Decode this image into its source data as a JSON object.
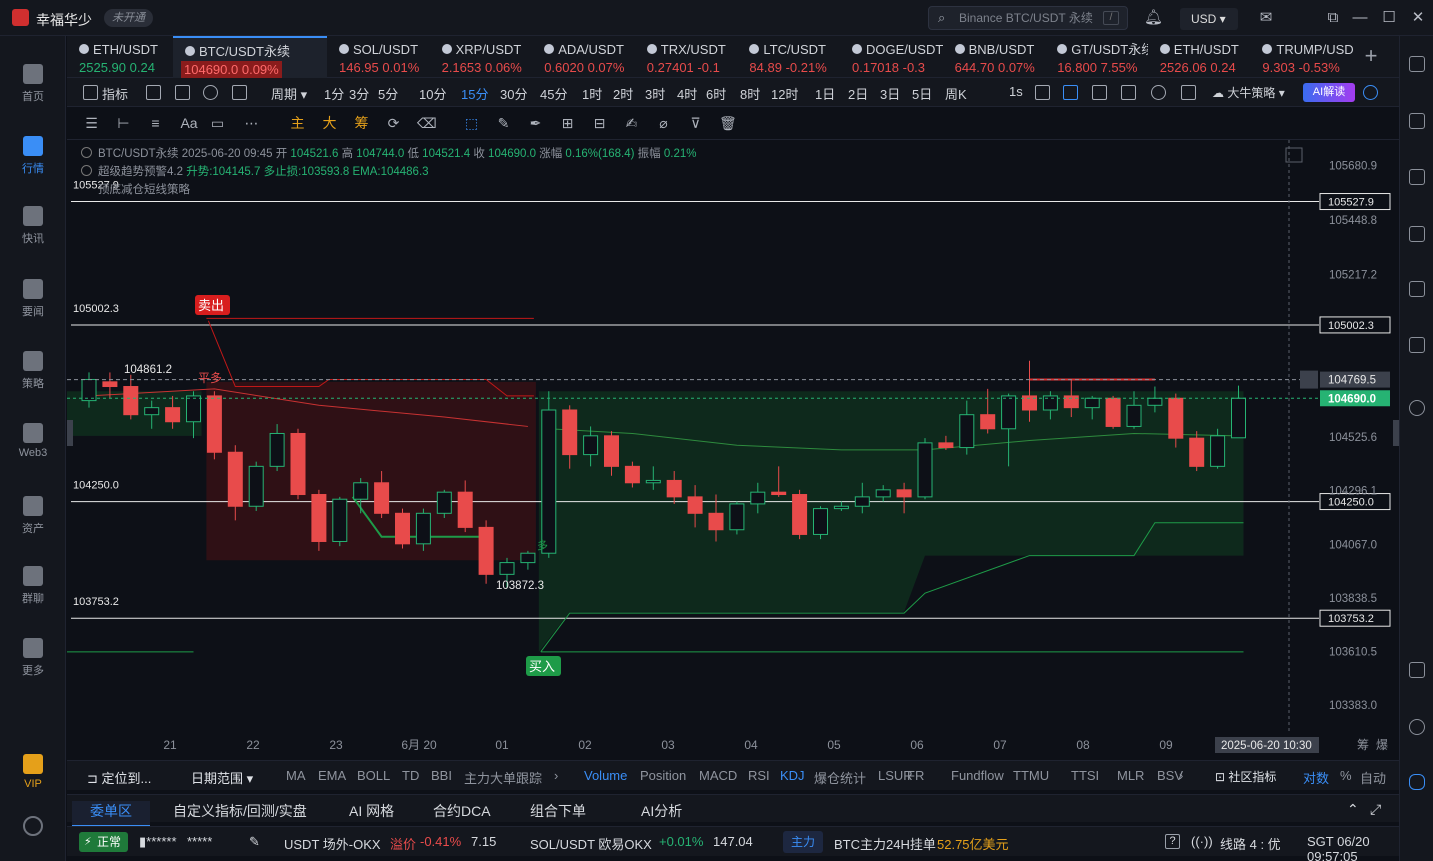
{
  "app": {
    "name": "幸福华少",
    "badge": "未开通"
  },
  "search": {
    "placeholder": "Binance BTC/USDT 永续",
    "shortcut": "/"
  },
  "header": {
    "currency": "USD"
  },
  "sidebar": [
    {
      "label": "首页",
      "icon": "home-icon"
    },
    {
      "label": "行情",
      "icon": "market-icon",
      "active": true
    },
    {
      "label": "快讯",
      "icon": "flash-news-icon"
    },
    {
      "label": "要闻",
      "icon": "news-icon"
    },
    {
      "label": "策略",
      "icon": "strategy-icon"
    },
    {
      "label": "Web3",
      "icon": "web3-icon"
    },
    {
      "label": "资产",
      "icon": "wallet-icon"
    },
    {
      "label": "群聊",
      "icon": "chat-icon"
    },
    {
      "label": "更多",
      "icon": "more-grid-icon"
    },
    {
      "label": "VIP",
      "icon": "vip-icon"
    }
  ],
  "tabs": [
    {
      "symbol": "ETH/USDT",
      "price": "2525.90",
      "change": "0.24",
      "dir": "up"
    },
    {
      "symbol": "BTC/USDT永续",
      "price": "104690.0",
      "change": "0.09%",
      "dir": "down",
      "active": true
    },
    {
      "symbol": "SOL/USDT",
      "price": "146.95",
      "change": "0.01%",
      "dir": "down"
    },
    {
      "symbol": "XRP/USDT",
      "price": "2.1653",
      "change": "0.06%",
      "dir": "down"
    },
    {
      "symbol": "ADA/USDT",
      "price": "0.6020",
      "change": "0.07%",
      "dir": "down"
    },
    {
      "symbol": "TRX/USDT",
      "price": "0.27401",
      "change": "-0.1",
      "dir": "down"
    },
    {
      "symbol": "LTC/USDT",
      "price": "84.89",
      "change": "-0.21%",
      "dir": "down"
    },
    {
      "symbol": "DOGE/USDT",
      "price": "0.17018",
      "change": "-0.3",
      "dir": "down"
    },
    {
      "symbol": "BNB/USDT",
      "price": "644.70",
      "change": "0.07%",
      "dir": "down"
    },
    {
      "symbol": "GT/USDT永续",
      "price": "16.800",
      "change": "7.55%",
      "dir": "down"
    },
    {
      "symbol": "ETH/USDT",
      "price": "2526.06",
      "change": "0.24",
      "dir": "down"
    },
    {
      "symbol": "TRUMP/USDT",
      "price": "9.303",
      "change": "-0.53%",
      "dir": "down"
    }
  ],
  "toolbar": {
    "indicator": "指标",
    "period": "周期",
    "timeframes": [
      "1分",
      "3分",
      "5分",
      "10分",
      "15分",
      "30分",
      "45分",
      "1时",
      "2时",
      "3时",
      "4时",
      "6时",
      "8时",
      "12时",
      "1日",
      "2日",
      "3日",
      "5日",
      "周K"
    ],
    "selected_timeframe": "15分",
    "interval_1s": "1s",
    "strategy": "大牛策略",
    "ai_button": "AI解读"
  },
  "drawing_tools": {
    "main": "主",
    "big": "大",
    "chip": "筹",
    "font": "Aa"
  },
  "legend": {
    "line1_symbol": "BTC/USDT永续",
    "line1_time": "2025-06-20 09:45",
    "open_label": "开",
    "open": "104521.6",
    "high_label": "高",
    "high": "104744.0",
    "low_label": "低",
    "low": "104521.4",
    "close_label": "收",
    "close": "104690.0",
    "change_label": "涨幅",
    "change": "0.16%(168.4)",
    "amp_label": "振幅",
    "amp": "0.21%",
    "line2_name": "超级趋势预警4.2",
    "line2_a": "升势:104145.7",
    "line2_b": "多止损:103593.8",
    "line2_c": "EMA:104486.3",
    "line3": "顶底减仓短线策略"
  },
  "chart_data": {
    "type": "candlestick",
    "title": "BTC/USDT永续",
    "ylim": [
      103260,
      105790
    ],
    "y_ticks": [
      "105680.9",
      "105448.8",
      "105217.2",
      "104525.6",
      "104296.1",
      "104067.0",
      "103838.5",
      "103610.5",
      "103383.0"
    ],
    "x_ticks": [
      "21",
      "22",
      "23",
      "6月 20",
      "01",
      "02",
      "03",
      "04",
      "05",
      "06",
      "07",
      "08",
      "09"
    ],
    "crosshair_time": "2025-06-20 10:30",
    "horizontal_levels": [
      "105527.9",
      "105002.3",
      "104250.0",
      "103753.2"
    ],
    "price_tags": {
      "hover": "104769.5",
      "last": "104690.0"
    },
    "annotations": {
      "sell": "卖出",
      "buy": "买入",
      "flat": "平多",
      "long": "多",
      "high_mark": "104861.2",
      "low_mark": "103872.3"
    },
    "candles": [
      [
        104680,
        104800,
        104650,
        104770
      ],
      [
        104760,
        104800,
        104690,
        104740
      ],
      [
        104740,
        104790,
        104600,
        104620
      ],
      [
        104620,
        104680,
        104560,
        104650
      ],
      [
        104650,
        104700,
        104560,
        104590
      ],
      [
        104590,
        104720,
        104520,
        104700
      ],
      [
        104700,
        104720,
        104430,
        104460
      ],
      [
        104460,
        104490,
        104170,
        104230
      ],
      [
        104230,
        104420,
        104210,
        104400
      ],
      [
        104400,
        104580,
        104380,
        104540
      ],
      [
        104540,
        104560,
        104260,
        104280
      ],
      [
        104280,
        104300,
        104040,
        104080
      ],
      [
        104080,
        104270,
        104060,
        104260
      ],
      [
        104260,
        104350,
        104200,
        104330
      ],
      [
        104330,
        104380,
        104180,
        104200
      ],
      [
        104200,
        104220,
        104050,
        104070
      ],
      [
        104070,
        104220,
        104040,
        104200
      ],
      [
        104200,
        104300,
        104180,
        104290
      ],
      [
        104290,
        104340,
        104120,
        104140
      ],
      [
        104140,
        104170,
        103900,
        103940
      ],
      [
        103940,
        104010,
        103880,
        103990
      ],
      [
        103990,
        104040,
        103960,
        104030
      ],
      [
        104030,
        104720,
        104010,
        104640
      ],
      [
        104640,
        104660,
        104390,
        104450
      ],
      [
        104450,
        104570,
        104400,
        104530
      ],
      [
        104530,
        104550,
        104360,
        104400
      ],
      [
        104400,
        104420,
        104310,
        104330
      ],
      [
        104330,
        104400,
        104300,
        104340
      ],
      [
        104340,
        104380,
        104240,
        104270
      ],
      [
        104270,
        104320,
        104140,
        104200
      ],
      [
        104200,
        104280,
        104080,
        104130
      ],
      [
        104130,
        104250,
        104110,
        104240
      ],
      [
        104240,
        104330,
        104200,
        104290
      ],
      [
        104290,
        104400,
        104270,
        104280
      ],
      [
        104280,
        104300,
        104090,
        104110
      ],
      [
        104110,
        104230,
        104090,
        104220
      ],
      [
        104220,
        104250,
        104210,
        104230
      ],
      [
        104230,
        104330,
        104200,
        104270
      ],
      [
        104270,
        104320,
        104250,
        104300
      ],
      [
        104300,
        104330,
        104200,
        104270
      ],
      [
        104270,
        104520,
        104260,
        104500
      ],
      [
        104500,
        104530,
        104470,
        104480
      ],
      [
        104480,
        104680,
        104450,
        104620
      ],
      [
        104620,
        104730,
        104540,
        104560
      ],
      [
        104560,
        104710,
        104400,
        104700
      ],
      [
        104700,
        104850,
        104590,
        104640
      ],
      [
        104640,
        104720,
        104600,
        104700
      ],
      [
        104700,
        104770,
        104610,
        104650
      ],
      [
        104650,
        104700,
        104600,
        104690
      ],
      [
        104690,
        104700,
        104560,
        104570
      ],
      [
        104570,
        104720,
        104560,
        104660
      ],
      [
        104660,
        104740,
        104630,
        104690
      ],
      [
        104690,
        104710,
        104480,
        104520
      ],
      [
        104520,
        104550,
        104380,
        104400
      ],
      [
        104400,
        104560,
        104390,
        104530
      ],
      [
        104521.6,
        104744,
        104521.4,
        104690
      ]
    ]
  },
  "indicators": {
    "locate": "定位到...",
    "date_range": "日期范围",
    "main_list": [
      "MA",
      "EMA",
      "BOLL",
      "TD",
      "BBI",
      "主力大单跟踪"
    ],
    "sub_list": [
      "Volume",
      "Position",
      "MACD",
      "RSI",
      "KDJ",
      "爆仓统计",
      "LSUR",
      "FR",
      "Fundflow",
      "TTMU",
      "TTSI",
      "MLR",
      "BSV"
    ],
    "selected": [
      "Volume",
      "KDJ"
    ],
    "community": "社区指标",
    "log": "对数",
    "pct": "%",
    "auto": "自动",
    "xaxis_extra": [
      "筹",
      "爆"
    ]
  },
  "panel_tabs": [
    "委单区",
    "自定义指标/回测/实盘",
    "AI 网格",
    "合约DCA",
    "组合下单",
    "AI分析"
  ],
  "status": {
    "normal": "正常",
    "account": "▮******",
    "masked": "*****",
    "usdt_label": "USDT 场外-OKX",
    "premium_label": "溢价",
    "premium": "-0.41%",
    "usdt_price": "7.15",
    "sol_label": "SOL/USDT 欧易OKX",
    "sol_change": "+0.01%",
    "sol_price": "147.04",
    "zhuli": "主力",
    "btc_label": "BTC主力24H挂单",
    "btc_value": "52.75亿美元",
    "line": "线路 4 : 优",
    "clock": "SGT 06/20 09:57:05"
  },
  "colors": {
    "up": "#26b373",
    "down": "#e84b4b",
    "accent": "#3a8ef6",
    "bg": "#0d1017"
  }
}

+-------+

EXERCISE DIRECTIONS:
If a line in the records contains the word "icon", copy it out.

RESPONSE BOX:
      "icon": "home-icon"
      "icon": "market-icon",
      "icon": "flash-news-icon"
      "icon": "news-icon"
      "icon": "strategy-icon"
      "icon": "web3-icon"
      "icon": "wallet-icon"
      "icon": "chat-icon"
      "icon": "more-grid-icon"
      "icon": "vip-icon"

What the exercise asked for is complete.